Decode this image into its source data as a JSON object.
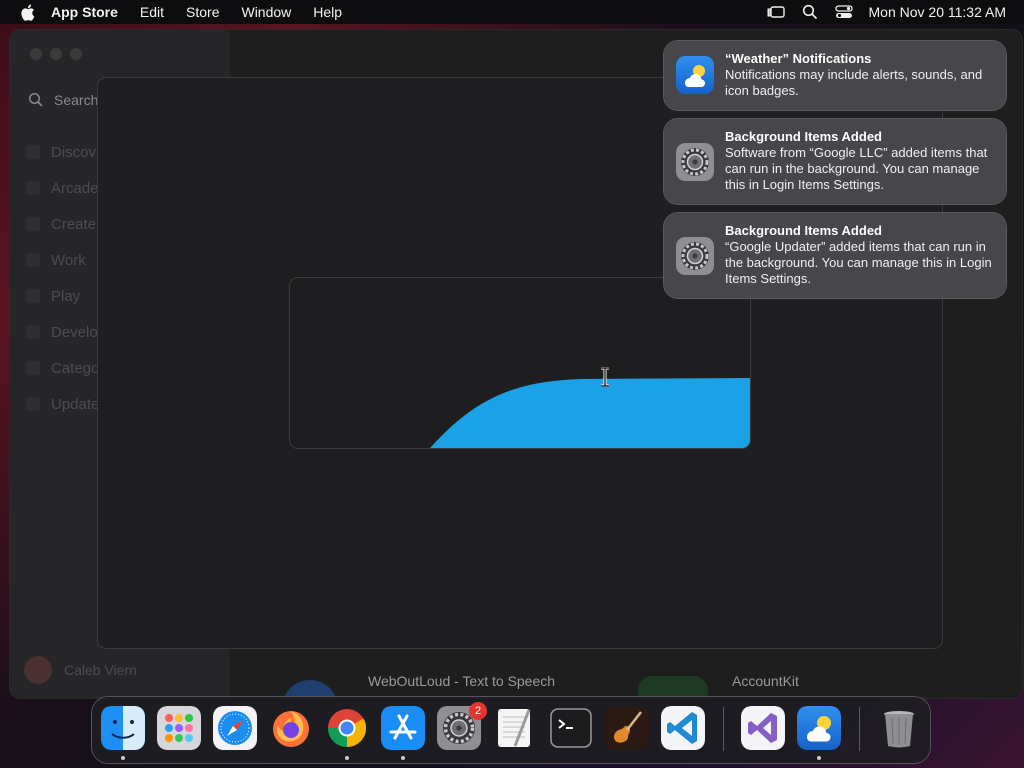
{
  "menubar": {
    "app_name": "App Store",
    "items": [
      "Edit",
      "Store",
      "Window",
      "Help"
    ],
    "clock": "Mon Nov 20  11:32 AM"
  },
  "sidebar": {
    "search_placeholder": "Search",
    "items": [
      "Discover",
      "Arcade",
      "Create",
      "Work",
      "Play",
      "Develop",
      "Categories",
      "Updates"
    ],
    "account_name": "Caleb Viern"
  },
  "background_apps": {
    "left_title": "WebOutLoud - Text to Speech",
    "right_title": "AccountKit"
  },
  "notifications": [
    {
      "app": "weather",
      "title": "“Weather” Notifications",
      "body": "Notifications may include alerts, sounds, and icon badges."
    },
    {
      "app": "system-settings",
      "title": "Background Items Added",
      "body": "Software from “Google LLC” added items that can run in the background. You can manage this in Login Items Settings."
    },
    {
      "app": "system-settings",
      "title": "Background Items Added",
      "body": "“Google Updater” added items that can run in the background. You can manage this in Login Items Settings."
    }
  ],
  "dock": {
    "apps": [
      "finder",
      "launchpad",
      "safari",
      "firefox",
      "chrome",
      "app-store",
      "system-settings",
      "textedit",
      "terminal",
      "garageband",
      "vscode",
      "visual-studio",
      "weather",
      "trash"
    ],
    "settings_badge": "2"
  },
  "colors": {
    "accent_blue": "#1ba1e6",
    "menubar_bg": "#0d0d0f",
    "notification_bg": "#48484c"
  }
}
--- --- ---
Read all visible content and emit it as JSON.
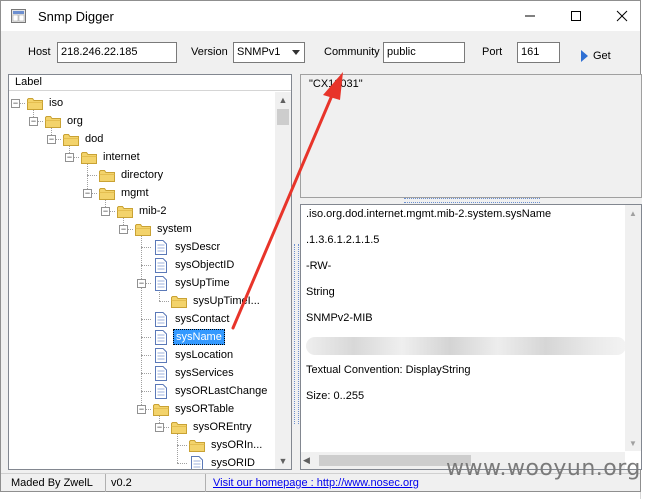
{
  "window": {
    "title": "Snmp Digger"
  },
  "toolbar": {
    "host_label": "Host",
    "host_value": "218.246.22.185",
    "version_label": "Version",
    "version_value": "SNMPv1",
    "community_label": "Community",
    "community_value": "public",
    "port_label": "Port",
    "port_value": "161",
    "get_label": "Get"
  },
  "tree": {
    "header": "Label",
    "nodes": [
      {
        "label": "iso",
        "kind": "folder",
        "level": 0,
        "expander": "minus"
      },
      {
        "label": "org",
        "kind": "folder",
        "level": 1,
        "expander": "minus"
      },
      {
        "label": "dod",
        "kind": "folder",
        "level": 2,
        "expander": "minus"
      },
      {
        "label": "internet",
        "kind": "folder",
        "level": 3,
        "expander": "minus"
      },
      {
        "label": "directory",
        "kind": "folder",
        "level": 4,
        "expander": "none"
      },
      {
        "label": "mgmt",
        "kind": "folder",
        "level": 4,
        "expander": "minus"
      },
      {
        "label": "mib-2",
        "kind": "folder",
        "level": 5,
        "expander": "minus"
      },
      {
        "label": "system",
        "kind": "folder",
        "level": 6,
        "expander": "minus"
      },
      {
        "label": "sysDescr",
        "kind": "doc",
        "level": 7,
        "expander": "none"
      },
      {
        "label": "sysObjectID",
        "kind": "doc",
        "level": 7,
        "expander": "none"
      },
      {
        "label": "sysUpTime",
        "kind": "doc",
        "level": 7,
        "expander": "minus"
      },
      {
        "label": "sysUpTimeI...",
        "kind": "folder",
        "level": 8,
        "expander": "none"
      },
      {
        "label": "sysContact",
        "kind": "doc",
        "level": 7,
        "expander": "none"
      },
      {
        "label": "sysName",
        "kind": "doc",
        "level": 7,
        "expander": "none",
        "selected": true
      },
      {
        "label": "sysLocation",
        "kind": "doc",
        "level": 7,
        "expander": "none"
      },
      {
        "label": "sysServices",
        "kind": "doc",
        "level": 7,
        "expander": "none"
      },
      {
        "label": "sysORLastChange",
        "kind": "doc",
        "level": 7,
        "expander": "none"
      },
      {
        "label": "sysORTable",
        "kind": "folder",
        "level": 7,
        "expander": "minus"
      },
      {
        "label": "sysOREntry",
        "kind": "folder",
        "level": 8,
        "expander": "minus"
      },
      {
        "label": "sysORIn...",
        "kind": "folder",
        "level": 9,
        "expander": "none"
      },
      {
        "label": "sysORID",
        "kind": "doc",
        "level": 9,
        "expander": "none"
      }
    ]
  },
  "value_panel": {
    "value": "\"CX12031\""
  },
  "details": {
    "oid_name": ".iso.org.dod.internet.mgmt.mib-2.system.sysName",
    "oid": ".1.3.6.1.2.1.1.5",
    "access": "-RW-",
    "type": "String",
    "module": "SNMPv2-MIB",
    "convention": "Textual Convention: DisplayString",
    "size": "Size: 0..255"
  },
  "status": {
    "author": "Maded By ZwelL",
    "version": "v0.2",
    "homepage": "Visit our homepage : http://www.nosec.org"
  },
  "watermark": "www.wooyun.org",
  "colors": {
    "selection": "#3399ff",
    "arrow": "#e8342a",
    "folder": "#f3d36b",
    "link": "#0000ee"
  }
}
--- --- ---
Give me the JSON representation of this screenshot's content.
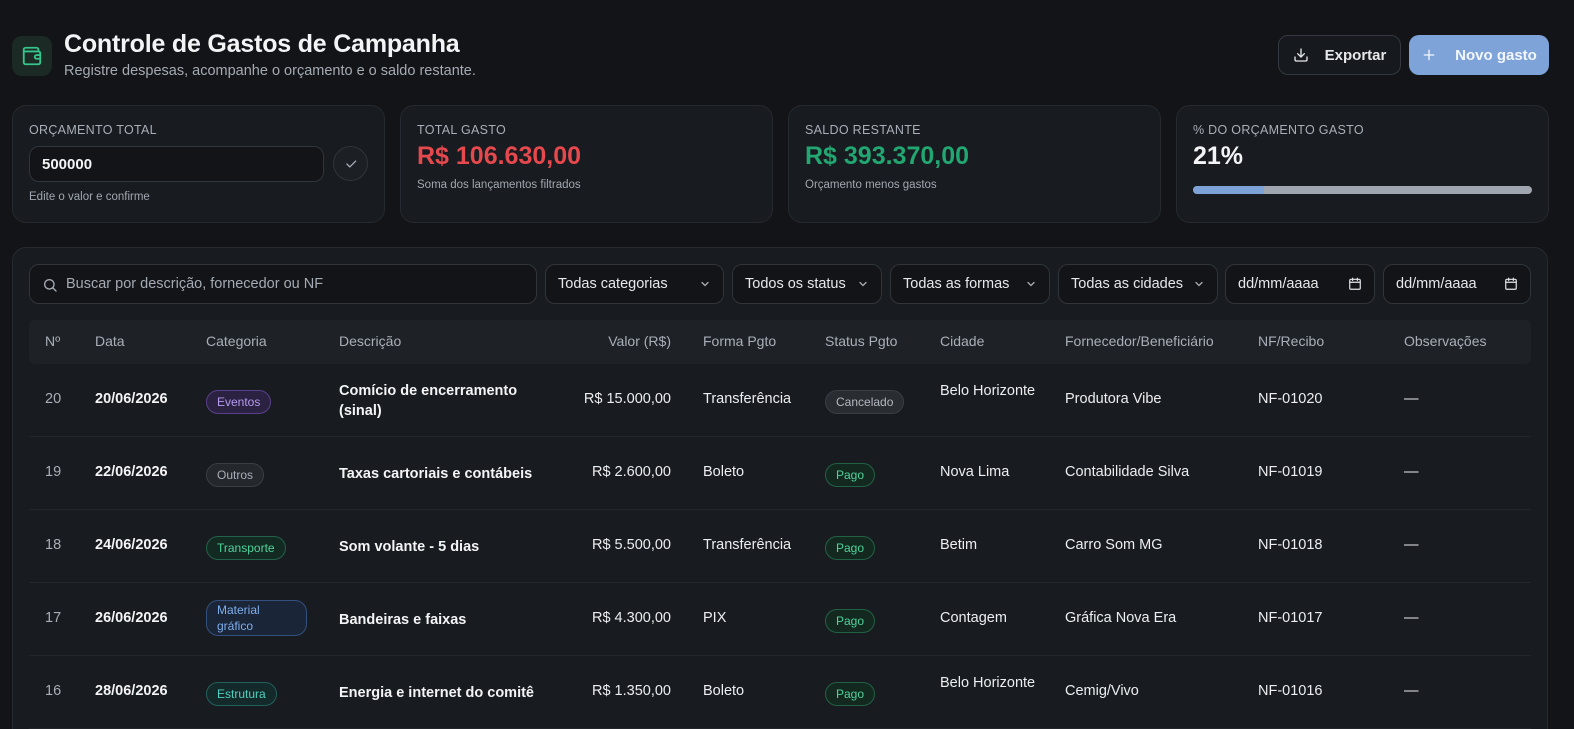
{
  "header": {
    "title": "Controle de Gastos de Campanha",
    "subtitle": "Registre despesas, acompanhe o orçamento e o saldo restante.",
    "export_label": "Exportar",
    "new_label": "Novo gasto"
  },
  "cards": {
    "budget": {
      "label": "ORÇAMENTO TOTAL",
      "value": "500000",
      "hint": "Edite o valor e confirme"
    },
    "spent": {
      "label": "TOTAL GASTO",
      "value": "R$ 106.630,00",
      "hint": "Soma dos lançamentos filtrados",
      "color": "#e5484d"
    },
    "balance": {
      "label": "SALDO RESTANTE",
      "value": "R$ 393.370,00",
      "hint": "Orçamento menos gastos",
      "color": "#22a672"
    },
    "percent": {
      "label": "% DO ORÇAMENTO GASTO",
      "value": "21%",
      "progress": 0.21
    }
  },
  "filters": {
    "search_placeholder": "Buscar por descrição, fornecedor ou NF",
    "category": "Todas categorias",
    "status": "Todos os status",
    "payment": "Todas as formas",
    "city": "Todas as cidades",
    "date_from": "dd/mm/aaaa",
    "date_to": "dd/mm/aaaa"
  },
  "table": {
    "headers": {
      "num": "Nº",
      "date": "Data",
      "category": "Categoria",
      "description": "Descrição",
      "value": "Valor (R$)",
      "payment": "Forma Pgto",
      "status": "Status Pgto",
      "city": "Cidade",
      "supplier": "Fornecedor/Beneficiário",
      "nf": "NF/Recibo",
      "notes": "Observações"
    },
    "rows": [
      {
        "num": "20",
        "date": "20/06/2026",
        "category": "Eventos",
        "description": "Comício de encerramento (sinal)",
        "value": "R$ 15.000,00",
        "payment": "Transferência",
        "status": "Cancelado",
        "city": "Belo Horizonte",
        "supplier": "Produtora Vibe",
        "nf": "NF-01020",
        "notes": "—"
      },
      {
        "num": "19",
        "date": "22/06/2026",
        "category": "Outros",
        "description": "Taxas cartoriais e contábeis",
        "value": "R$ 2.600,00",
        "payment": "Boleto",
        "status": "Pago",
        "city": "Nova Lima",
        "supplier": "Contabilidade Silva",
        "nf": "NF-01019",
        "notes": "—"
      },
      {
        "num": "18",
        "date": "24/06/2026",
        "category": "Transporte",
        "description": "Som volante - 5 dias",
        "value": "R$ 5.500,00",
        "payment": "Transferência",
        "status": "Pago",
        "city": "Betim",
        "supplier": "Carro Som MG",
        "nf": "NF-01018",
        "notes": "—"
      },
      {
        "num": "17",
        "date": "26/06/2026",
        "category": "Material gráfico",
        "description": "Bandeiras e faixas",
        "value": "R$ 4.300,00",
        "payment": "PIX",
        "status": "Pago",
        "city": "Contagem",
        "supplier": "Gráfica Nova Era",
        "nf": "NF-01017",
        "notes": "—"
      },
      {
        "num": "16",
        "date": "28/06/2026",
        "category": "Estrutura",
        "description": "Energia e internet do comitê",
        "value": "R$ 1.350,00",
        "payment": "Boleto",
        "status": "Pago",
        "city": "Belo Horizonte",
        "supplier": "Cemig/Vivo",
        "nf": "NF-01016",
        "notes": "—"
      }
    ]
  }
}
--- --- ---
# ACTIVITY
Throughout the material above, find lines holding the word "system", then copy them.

# OUTPUT FOR THIS EXERCISE
      "app": "system-settings",
      "app": "system-settings",
      "system-settings",
        "label": "system",
    "oid_name": ".iso.org.dod.internet.mgmt.mib-2.system.sysName",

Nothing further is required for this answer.